Each record should appear again in the response exactly as it does in the original.
START Provided records
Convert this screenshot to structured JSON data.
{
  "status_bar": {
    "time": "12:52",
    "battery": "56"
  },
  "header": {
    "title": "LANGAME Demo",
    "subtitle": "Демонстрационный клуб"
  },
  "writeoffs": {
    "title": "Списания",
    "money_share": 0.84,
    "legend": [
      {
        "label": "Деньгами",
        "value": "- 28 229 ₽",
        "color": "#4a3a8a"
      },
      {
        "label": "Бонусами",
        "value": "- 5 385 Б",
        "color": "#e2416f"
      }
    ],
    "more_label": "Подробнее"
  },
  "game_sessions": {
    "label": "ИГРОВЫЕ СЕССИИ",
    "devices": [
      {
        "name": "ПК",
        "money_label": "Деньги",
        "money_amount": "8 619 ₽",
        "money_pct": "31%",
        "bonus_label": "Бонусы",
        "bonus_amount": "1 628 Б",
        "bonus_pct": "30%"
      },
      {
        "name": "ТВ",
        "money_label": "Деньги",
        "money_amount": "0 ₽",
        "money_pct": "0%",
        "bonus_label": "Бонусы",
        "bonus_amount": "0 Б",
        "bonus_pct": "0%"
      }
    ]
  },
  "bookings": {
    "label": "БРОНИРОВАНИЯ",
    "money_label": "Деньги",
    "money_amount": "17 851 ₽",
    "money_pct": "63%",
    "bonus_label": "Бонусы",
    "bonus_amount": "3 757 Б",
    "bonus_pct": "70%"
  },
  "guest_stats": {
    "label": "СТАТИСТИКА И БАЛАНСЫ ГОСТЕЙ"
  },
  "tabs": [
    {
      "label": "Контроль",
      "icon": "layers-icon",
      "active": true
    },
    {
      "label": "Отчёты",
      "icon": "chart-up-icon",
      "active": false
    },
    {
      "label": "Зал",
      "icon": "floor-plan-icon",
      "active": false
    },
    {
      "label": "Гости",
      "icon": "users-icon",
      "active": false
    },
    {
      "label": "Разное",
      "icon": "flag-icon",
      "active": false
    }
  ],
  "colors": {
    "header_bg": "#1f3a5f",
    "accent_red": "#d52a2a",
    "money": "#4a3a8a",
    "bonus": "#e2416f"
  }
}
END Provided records
*Solved problem:*
Convert this screenshot to structured JSON data.
{
  "status_bar": {
    "time": "12:52",
    "battery": "56"
  },
  "header": {
    "title": "LANGAME Demo",
    "subtitle": "Демонстрационный клуб"
  },
  "writeoffs": {
    "title": "Списания",
    "money_share": 0.84,
    "legend": [
      {
        "label": "Деньгами",
        "value": "- 28 229 ₽",
        "color": "#4a3a8a"
      },
      {
        "label": "Бонусами",
        "value": "- 5 385 Б",
        "color": "#e2416f"
      }
    ],
    "more_label": "Подробнее"
  },
  "game_sessions": {
    "label": "ИГРОВЫЕ СЕССИИ",
    "devices": [
      {
        "name": "ПК",
        "money_label": "Деньги",
        "money_amount": "8 619 ₽",
        "money_pct": "31%",
        "bonus_label": "Бонусы",
        "bonus_amount": "1 628 Б",
        "bonus_pct": "30%"
      },
      {
        "name": "ТВ",
        "money_label": "Деньги",
        "money_amount": "0 ₽",
        "money_pct": "0%",
        "bonus_label": "Бонусы",
        "bonus_amount": "0 Б",
        "bonus_pct": "0%"
      }
    ]
  },
  "bookings": {
    "label": "БРОНИРОВАНИЯ",
    "money_label": "Деньги",
    "money_amount": "17 851 ₽",
    "money_pct": "63%",
    "bonus_label": "Бонусы",
    "bonus_amount": "3 757 Б",
    "bonus_pct": "70%"
  },
  "guest_stats": {
    "label": "СТАТИСТИКА И БАЛАНСЫ ГОСТЕЙ"
  },
  "tabs": [
    {
      "label": "Контроль",
      "icon": "layers-icon",
      "active": true
    },
    {
      "label": "Отчёты",
      "icon": "chart-up-icon",
      "active": false
    },
    {
      "label": "Зал",
      "icon": "floor-plan-icon",
      "active": false
    },
    {
      "label": "Гости",
      "icon": "users-icon",
      "active": false
    },
    {
      "label": "Разное",
      "icon": "flag-icon",
      "active": false
    }
  ],
  "colors": {
    "header_bg": "#1f3a5f",
    "accent_red": "#d52a2a",
    "money": "#4a3a8a",
    "bonus": "#e2416f"
  }
}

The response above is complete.